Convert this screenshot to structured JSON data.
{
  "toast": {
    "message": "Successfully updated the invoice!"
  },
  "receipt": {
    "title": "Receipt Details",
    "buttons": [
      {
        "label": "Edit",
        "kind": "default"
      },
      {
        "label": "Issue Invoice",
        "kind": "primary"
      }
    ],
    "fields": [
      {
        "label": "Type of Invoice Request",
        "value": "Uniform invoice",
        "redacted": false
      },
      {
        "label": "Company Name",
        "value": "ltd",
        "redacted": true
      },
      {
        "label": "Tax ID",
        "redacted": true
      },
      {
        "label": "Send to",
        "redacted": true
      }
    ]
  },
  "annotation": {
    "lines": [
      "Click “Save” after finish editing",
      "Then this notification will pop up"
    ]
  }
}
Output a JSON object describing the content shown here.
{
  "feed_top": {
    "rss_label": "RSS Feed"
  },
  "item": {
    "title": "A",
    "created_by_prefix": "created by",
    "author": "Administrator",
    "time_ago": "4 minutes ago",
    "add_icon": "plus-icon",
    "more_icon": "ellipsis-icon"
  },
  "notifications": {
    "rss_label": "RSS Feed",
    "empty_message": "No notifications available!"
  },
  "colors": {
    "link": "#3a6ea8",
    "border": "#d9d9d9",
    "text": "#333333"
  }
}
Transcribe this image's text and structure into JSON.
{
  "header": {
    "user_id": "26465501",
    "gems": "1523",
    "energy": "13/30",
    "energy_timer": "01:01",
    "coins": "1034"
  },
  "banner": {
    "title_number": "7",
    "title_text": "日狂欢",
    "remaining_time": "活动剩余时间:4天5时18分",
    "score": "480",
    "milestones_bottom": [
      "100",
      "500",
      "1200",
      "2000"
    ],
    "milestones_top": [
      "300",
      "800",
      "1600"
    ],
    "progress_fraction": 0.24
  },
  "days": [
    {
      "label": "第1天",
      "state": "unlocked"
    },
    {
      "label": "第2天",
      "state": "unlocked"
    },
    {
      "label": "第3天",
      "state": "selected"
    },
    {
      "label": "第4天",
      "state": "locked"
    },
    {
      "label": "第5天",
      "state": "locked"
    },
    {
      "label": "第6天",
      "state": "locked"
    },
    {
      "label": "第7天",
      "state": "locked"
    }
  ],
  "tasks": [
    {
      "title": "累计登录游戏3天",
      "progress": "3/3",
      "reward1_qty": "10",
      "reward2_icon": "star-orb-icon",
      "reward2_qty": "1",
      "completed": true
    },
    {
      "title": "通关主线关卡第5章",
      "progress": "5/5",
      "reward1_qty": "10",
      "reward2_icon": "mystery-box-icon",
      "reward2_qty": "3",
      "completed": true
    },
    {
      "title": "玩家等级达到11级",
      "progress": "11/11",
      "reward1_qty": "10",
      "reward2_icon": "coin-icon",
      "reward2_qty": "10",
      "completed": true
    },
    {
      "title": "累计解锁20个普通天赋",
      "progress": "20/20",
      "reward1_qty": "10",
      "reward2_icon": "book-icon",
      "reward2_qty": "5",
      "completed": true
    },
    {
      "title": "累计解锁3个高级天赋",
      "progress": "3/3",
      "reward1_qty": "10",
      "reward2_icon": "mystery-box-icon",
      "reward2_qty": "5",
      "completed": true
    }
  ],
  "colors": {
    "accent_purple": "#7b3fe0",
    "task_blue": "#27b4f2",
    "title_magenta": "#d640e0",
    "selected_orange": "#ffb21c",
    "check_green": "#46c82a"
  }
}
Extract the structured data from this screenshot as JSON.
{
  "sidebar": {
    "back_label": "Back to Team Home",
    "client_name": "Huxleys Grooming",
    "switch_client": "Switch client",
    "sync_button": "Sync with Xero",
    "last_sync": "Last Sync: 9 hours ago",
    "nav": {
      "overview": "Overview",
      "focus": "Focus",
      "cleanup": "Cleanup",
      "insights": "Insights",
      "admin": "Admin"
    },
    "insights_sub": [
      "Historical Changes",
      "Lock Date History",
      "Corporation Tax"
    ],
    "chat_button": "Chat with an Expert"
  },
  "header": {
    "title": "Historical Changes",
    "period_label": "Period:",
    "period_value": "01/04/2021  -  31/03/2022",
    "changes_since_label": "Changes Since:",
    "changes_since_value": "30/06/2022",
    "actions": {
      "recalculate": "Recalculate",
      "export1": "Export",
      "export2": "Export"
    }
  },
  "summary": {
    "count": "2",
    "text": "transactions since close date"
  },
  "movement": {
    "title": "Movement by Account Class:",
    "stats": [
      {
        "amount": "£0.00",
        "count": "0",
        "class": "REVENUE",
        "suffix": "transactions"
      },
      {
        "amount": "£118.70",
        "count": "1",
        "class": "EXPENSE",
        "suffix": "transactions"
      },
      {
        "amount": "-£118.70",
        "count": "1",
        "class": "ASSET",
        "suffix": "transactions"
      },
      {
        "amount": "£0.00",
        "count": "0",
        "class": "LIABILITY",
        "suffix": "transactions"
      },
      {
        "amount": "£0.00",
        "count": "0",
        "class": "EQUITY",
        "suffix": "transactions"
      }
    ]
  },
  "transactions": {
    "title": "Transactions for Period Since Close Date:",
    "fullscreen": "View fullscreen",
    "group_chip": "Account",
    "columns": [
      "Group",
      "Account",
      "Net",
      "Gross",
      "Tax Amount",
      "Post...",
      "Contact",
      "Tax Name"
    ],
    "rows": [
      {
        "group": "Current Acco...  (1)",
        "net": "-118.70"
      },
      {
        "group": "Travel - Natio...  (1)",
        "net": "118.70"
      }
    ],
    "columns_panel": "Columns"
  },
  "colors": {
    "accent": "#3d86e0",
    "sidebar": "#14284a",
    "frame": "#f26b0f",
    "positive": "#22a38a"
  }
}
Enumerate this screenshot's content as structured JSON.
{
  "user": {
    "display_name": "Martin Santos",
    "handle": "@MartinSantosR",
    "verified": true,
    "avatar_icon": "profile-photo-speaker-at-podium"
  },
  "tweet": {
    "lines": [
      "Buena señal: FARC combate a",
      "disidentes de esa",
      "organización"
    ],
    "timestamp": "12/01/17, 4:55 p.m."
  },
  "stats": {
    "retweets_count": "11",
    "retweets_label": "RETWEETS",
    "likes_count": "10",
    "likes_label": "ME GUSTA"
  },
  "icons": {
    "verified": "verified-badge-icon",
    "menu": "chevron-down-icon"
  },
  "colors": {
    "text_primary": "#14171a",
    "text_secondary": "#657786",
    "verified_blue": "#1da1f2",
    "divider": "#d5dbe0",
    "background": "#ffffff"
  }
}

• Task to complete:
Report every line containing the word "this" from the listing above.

• Your response:
Convert this screenshot to structured JSON data.
      "Then this notification will pop up"
Transcribe this image's text and structure into JSON.
Extract the structured data from this screenshot as JSON.
Enumerate this screenshot's content as structured JSON.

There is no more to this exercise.